Without reproducing any picture, copy the records word for word.

───── Input data ─────

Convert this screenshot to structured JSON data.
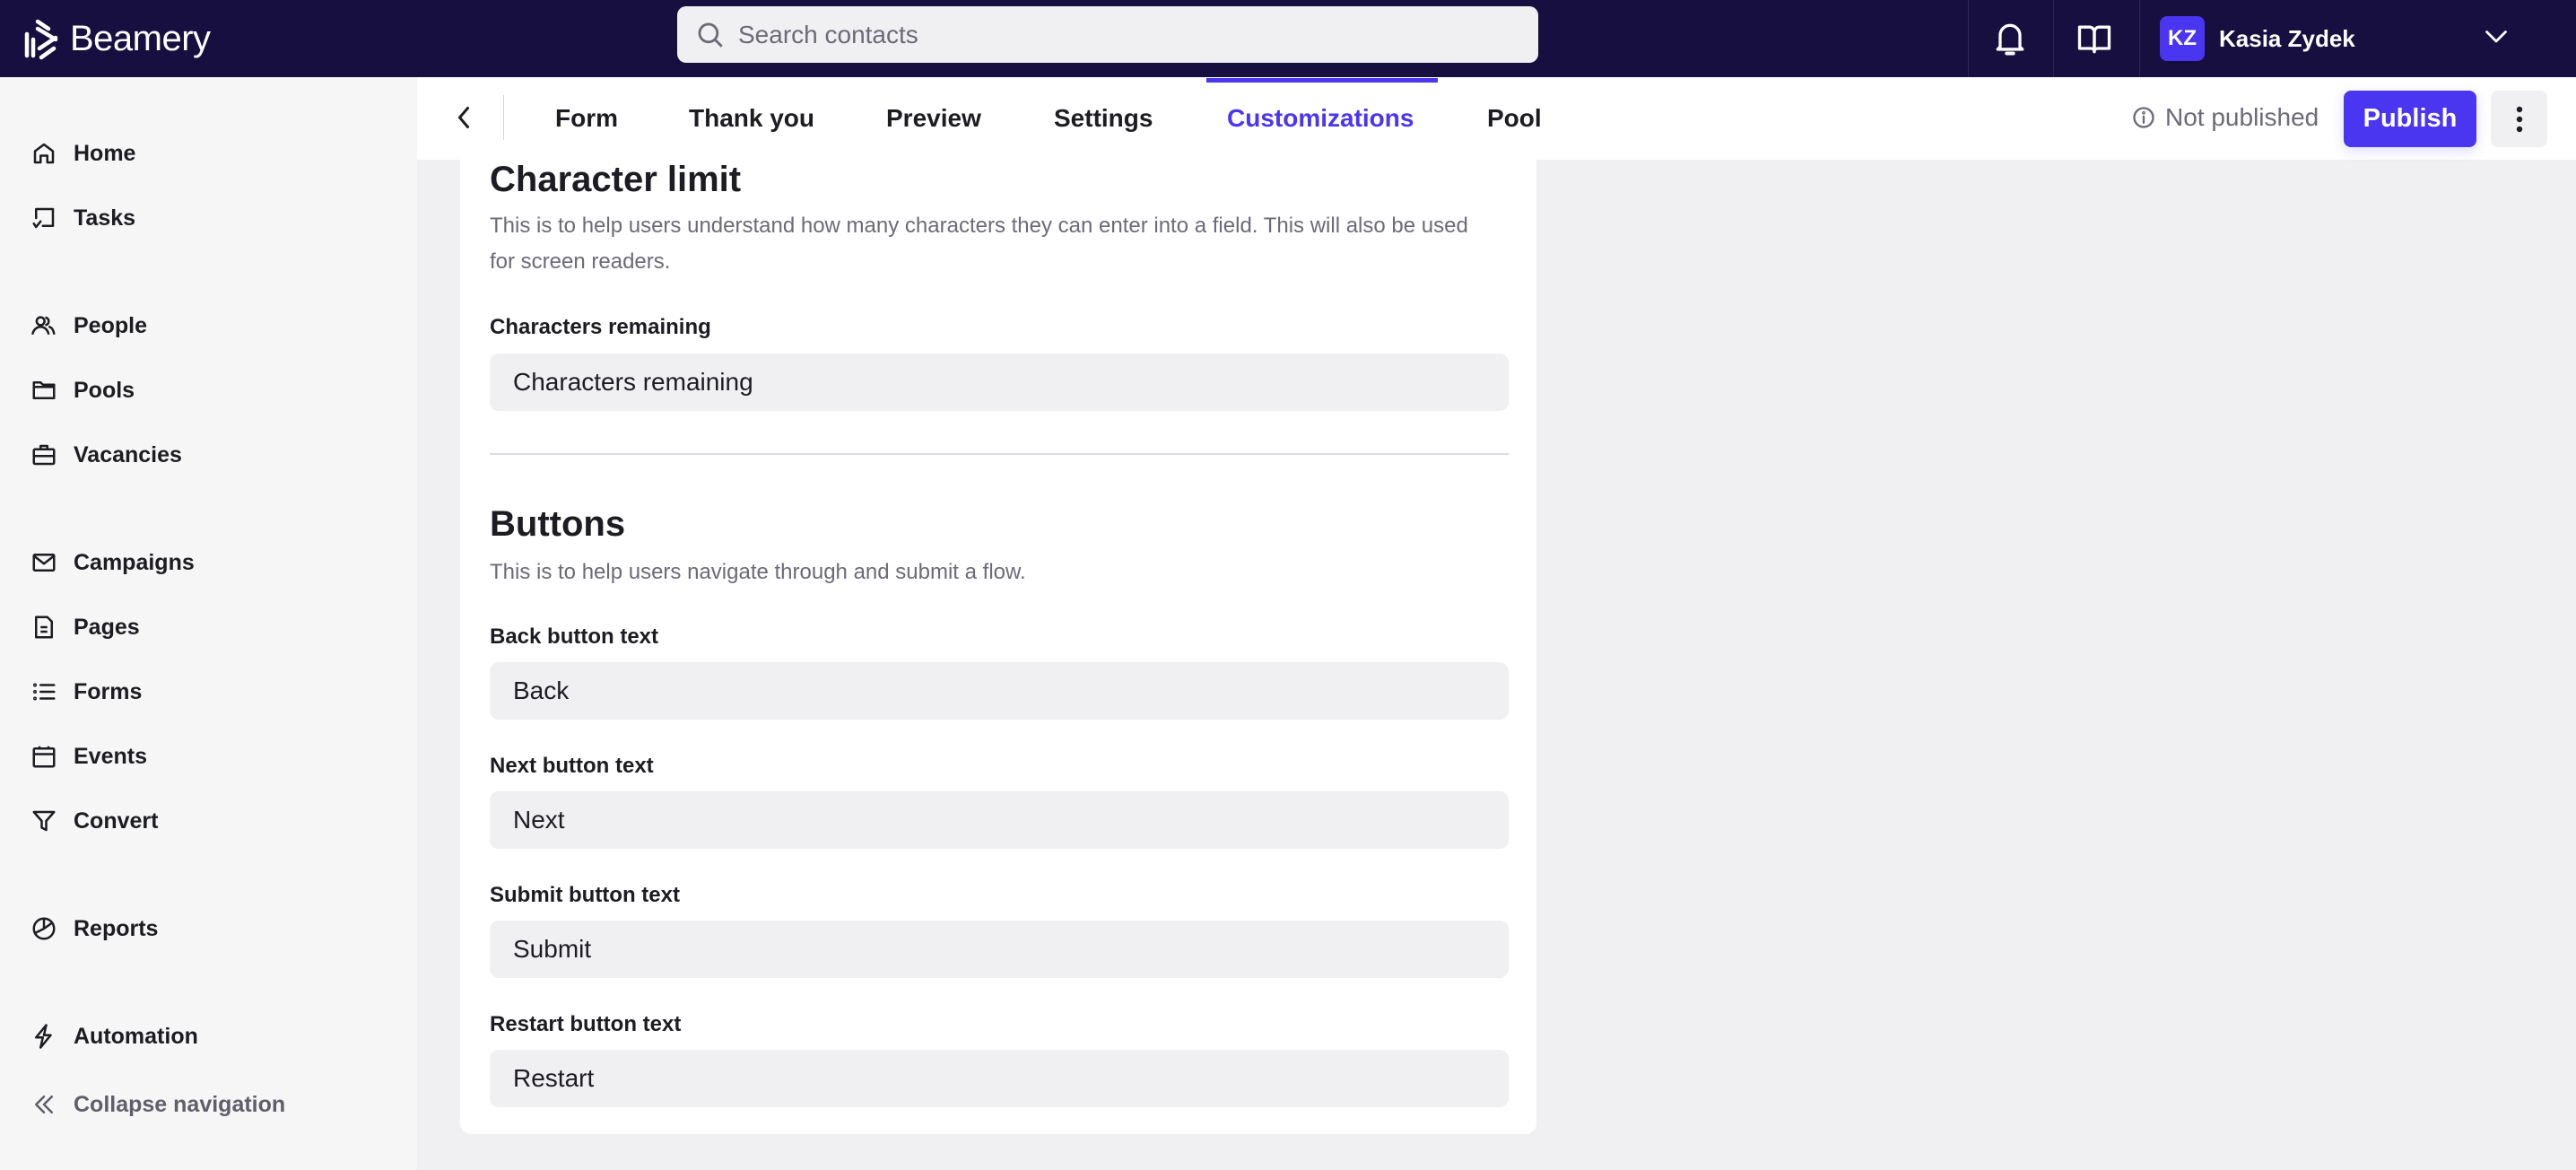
{
  "app": {
    "brand": "Beamery"
  },
  "header": {
    "search": {
      "placeholder": "Search contacts",
      "value": ""
    },
    "icons": [
      "bell-icon",
      "book-open-icon"
    ],
    "user": {
      "initials": "KZ",
      "name": "Kasia Zydek"
    },
    "colors": {
      "header_bg": "#170f40",
      "accent": "#4a35f0"
    }
  },
  "sidebar": {
    "items": [
      {
        "label": "Home",
        "icon": "home-icon"
      },
      {
        "label": "Tasks",
        "icon": "tasks-icon"
      },
      {
        "label": "People",
        "icon": "people-icon"
      },
      {
        "label": "Pools",
        "icon": "folder-icon"
      },
      {
        "label": "Vacancies",
        "icon": "briefcase-icon"
      },
      {
        "label": "Campaigns",
        "icon": "mail-icon"
      },
      {
        "label": "Pages",
        "icon": "document-icon"
      },
      {
        "label": "Forms",
        "icon": "list-icon"
      },
      {
        "label": "Events",
        "icon": "calendar-icon"
      },
      {
        "label": "Convert",
        "icon": "funnel-icon"
      },
      {
        "label": "Reports",
        "icon": "pie-chart-icon"
      },
      {
        "label": "Automation",
        "icon": "lightning-icon"
      }
    ],
    "collapse_label": "Collapse navigation"
  },
  "subnav": {
    "tabs": [
      {
        "label": "Form",
        "active": false
      },
      {
        "label": "Thank you",
        "active": false
      },
      {
        "label": "Preview",
        "active": false
      },
      {
        "label": "Settings",
        "active": false
      },
      {
        "label": "Customizations",
        "active": true
      },
      {
        "label": "Pool",
        "active": false
      }
    ],
    "status": "Not published",
    "publish_label": "Publish"
  },
  "content": {
    "character_limit": {
      "title": "Character limit",
      "description": "This is to help users understand how many characters they can enter into a field. This will also be used for screen readers.",
      "fields": [
        {
          "label": "Characters remaining",
          "value": "Characters remaining"
        }
      ]
    },
    "buttons": {
      "title": "Buttons",
      "description": "This is to help users navigate through and submit a flow.",
      "fields": [
        {
          "label": "Back button text",
          "value": "Back"
        },
        {
          "label": "Next button text",
          "value": "Next"
        },
        {
          "label": "Submit button text",
          "value": "Submit"
        },
        {
          "label": "Restart button text",
          "value": "Restart"
        }
      ]
    }
  }
}
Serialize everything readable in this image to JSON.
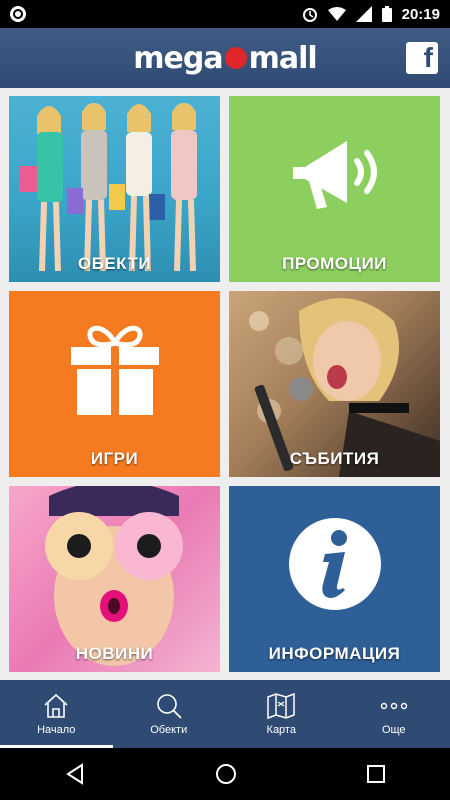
{
  "status_bar": {
    "time": "20:19"
  },
  "app_bar": {
    "logo_left": "mega",
    "logo_right": "mall",
    "facebook_label": "f"
  },
  "tiles": [
    {
      "label": "ОБЕКТИ"
    },
    {
      "label": "ПРОМОЦИИ"
    },
    {
      "label": "ИГРИ"
    },
    {
      "label": "СЪБИТИЯ"
    },
    {
      "label": "НОВИНИ"
    },
    {
      "label": "ИНФОРМАЦИЯ"
    }
  ],
  "bottom_nav": [
    {
      "label": "Начало",
      "icon": "home-icon",
      "active": true
    },
    {
      "label": "Обекти",
      "icon": "search-icon",
      "active": false
    },
    {
      "label": "Карта",
      "icon": "map-icon",
      "active": false
    },
    {
      "label": "Още",
      "icon": "more-icon",
      "active": false
    }
  ],
  "colors": {
    "app_bar": "#2f4b73",
    "promo": "#8dcf5f",
    "games": "#f57a20",
    "info": "#2f5f97",
    "logo_dot": "#e0262b"
  }
}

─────

## Result for this task
Convert this screenshot to structured JSON data.
{
  "app": {
    "brand": "Beamery"
  },
  "header": {
    "search": {
      "placeholder": "Search contacts",
      "value": ""
    },
    "icons": [
      "bell-icon",
      "book-open-icon"
    ],
    "user": {
      "initials": "KZ",
      "name": "Kasia Zydek"
    },
    "colors": {
      "header_bg": "#170f40",
      "accent": "#4a35f0"
    }
  },
  "sidebar": {
    "items": [
      {
        "label": "Home",
        "icon": "home-icon"
      },
      {
        "label": "Tasks",
        "icon": "tasks-icon"
      },
      {
        "label": "People",
        "icon": "people-icon"
      },
      {
        "label": "Pools",
        "icon": "folder-icon"
      },
      {
        "label": "Vacancies",
        "icon": "briefcase-icon"
      },
      {
        "label": "Campaigns",
        "icon": "mail-icon"
      },
      {
        "label": "Pages",
        "icon": "document-icon"
      },
      {
        "label": "Forms",
        "icon": "list-icon"
      },
      {
        "label": "Events",
        "icon": "calendar-icon"
      },
      {
        "label": "Convert",
        "icon": "funnel-icon"
      },
      {
        "label": "Reports",
        "icon": "pie-chart-icon"
      },
      {
        "label": "Automation",
        "icon": "lightning-icon"
      }
    ],
    "collapse_label": "Collapse navigation"
  },
  "subnav": {
    "tabs": [
      {
        "label": "Form",
        "active": false
      },
      {
        "label": "Thank you",
        "active": false
      },
      {
        "label": "Preview",
        "active": false
      },
      {
        "label": "Settings",
        "active": false
      },
      {
        "label": "Customizations",
        "active": true
      },
      {
        "label": "Pool",
        "active": false
      }
    ],
    "status": "Not published",
    "publish_label": "Publish"
  },
  "content": {
    "character_limit": {
      "title": "Character limit",
      "description": "This is to help users understand how many characters they can enter into a field. This will also be used for screen readers.",
      "fields": [
        {
          "label": "Characters remaining",
          "value": "Characters remaining"
        }
      ]
    },
    "buttons": {
      "title": "Buttons",
      "description": "This is to help users navigate through and submit a flow.",
      "fields": [
        {
          "label": "Back button text",
          "value": "Back"
        },
        {
          "label": "Next button text",
          "value": "Next"
        },
        {
          "label": "Submit button text",
          "value": "Submit"
        },
        {
          "label": "Restart button text",
          "value": "Restart"
        }
      ]
    }
  }
}
Serialize everything readable in this image to JSON.
{
  "status_bar": {
    "time": "20:19"
  },
  "app_bar": {
    "logo_left": "mega",
    "logo_right": "mall",
    "facebook_label": "f"
  },
  "tiles": [
    {
      "label": "ОБЕКТИ"
    },
    {
      "label": "ПРОМОЦИИ"
    },
    {
      "label": "ИГРИ"
    },
    {
      "label": "СЪБИТИЯ"
    },
    {
      "label": "НОВИНИ"
    },
    {
      "label": "ИНФОРМАЦИЯ"
    }
  ],
  "bottom_nav": [
    {
      "label": "Начало",
      "icon": "home-icon",
      "active": true
    },
    {
      "label": "Обекти",
      "icon": "search-icon",
      "active": false
    },
    {
      "label": "Карта",
      "icon": "map-icon",
      "active": false
    },
    {
      "label": "Още",
      "icon": "more-icon",
      "active": false
    }
  ],
  "colors": {
    "app_bar": "#2f4b73",
    "promo": "#8dcf5f",
    "games": "#f57a20",
    "info": "#2f5f97",
    "logo_dot": "#e0262b"
  }
}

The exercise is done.